I have worked in shops where there are a significant number of  high end technical workstations deployed throughout the enterprise all needing to share the same application related data.  Most open systems shops seem to only service one, possibly two platforms and all the related data is only accessed by a single host.  Fifteen years ago NAS appliances became of age and provided for better ways for managing data apart from just consuming it and dealing with both the logical and physical limits that localized block storage provided.

Advantages of NAS:

  • Centralized data management consumed by all hosts on the network.
  • Backups can be offloaded onto other hosts than where the data is being consumed.
  • Component for supporting a disaster recovery strategy.


Disadvantages of NAS:

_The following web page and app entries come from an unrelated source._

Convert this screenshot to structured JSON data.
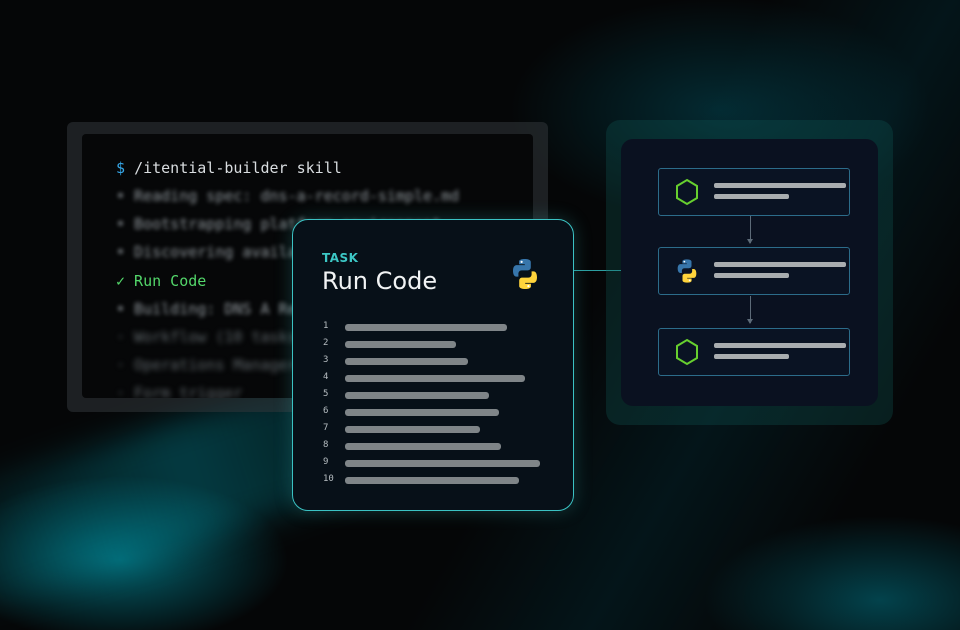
{
  "terminal": {
    "prompt": "$",
    "command": "/itential-builder skill",
    "lines": [
      {
        "text": "• Reading spec: dns-a-record-simple.md",
        "status": "blur"
      },
      {
        "text": "• Bootstrapping platform environment",
        "status": "blur"
      },
      {
        "text": "• Discovering available adapters",
        "status": "blur"
      },
      {
        "text": "✓ Run Code",
        "status": "ok"
      },
      {
        "text": "• Building: DNS A Record",
        "status": "blur"
      },
      {
        "text": "· Workflow (10 tasks)",
        "status": "faint"
      },
      {
        "text": "· Operations Manager",
        "status": "faint"
      },
      {
        "text": "· Form trigger",
        "status": "faint"
      }
    ]
  },
  "task_card": {
    "label": "TASK",
    "title": "Run Code",
    "icon": "python-icon",
    "code_lines": [
      {
        "num": "1",
        "length": 0.79
      },
      {
        "num": "2",
        "length": 0.54
      },
      {
        "num": "3",
        "length": 0.6
      },
      {
        "num": "4",
        "length": 0.88
      },
      {
        "num": "5",
        "length": 0.7
      },
      {
        "num": "6",
        "length": 0.75
      },
      {
        "num": "7",
        "length": 0.66
      },
      {
        "num": "8",
        "length": 0.76
      },
      {
        "num": "9",
        "length": 0.95
      },
      {
        "num": "10",
        "length": 0.85
      }
    ]
  },
  "workflow": {
    "nodes": [
      {
        "icon": "hexagon-icon"
      },
      {
        "icon": "python-icon"
      },
      {
        "icon": "hexagon-icon"
      }
    ]
  },
  "colors": {
    "accent": "#3bc2c3",
    "success": "#53d66a",
    "prompt": "#35a7e8",
    "python_blue": "#3776ab",
    "python_yellow": "#ffd43b",
    "hexagon": "#67cf2f"
  }
}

  • Potential for less performance.  This has been highly debated.  There are trade-offs here in that you at the end of the day, you have a pipe and multiple layers between physical storage and the presentation of a file system in some form.  An example from the past that is applicable here is that of a sound system.  If any component (microphone, cables, sound board, speaker) from the source to the speaker is inferior, so will the sound quality.
  • Consumption over a network is configured by a set of rules for what host and which user can access the data.  It is harder, though not impossible, to manage where that data is being consumed.


The advantages outweigh the disadvantages in my book.  The performance degradation (I've actually seen better performance when tuned correctly) is minuscule.  Managing data is a universal issue that takes good architectural design to provide a system for defining responsibility and accountability beyond how the data is consumed. 

Tuesday 7th of April 2020 -  Copyright 2016 Allan Wolfe